Content starts

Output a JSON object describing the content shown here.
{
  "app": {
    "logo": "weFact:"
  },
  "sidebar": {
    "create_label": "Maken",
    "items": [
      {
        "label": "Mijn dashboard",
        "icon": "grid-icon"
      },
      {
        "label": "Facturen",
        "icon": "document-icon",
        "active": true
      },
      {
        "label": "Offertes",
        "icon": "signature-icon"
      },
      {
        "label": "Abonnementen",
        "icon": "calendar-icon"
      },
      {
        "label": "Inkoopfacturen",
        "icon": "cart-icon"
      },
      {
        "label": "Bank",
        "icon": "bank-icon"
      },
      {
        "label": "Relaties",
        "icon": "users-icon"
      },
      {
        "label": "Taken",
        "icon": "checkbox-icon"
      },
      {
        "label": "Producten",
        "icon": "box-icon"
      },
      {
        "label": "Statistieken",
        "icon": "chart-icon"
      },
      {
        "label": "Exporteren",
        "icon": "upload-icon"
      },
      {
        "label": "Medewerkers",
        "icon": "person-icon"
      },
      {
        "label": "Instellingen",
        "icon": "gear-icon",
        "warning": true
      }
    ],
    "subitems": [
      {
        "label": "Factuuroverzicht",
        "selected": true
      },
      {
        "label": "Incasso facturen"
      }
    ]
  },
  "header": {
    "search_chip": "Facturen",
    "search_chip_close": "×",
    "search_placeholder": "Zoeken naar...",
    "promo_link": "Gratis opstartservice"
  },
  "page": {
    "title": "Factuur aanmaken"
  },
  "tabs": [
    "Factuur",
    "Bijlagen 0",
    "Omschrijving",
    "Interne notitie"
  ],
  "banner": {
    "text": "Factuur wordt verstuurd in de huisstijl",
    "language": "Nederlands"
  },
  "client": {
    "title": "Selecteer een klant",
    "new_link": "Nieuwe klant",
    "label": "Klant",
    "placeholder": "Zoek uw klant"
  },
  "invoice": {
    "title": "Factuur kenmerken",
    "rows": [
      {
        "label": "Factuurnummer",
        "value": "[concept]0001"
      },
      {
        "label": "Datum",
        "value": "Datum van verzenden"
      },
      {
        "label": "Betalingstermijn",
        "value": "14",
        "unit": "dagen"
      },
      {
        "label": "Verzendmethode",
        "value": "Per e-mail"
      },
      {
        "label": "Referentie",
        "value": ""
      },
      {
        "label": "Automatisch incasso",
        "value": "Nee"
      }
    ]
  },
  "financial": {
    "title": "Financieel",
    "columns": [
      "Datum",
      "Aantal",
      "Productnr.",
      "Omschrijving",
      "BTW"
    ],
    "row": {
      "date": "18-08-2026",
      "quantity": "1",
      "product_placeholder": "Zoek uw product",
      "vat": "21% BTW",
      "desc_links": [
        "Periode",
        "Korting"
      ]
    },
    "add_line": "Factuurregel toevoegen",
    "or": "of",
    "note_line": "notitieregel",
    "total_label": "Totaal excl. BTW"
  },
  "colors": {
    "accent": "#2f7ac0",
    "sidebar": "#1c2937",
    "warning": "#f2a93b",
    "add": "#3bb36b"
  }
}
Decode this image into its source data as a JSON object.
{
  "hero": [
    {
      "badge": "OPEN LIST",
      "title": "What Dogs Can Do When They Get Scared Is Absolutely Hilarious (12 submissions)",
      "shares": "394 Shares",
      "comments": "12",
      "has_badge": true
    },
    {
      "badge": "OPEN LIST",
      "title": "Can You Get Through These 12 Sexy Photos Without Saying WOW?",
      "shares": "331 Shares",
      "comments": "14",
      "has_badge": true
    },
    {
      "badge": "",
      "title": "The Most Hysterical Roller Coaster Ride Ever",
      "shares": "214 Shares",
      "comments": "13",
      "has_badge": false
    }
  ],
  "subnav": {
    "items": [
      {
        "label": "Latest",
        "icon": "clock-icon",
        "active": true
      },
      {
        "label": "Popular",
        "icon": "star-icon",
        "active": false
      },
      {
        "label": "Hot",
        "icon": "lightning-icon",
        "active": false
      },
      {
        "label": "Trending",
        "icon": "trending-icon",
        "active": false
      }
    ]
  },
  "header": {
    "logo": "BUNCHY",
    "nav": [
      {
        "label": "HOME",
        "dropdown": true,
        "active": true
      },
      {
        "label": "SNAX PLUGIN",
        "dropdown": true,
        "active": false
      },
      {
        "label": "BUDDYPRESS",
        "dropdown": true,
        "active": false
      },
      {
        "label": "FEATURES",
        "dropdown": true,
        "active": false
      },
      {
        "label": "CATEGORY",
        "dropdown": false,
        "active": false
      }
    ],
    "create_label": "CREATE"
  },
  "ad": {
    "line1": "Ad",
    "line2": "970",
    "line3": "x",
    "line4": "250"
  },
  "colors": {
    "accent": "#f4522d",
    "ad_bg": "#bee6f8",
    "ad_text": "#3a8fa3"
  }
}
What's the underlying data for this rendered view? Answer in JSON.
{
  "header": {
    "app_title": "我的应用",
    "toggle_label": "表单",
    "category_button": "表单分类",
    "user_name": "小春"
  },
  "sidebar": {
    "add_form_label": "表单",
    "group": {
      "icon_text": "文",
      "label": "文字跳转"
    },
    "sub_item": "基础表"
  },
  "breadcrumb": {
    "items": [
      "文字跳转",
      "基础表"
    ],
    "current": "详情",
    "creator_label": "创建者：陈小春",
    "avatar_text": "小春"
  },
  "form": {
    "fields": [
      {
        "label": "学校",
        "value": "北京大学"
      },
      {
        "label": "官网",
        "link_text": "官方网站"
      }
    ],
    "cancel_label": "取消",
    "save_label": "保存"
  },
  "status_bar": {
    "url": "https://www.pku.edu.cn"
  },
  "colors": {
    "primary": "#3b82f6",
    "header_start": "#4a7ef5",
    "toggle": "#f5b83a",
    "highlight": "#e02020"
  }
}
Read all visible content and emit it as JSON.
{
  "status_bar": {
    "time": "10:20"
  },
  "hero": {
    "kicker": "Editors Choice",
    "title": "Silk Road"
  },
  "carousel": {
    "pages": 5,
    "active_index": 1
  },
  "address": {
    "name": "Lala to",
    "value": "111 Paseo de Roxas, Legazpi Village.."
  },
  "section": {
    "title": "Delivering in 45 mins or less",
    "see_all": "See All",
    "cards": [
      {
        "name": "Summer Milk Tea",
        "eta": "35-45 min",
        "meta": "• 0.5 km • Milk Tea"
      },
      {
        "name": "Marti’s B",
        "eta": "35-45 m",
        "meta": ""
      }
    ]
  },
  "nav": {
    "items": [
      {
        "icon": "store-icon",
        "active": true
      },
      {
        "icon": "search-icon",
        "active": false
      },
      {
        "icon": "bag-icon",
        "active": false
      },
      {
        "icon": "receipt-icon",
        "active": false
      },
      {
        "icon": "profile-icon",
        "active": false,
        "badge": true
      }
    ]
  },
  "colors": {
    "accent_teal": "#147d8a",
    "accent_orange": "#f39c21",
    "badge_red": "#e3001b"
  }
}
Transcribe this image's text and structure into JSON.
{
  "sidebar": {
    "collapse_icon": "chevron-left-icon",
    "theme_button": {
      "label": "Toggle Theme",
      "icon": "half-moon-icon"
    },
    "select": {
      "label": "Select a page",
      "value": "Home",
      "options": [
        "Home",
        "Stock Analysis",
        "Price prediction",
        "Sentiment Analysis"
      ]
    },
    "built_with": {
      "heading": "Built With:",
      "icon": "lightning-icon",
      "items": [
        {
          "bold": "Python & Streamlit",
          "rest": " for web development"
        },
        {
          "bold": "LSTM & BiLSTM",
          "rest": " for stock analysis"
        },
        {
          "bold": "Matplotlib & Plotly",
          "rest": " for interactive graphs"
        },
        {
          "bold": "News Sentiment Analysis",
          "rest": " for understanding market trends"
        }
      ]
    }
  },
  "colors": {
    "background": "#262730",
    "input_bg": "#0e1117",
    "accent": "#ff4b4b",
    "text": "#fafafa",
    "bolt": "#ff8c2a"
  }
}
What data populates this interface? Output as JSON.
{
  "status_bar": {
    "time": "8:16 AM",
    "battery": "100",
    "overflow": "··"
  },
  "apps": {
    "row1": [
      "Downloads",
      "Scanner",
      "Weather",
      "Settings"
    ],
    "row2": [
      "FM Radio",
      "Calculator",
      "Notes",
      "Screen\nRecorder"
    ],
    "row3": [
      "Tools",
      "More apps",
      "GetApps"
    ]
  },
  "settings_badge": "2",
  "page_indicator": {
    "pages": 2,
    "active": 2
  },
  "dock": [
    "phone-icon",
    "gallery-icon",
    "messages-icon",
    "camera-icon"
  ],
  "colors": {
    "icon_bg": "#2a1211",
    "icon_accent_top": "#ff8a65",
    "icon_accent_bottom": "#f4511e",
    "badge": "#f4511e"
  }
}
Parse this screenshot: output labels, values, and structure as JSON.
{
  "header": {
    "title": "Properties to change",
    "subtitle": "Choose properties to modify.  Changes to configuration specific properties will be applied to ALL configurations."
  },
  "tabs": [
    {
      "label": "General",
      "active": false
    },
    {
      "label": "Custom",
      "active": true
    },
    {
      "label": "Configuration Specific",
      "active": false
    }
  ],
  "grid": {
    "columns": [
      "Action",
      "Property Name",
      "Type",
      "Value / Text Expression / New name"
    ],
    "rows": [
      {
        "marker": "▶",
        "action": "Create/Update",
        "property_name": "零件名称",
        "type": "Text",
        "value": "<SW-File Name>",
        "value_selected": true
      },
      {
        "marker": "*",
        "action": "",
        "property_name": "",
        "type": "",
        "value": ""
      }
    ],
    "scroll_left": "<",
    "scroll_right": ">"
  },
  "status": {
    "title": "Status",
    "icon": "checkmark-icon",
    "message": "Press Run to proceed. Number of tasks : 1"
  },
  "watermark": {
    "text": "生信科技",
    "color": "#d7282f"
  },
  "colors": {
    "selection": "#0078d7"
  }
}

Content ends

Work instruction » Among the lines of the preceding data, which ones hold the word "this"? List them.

Answer area »
Decode this image into its source data as a JSON object.
What's the underlying data for this rendered view? Answer in JSON.
Transcribe this image's text and structure into JSON.
What data populates this interface? Output as JSON.
Parse this screenshot: output labels, values, and structure as JSON.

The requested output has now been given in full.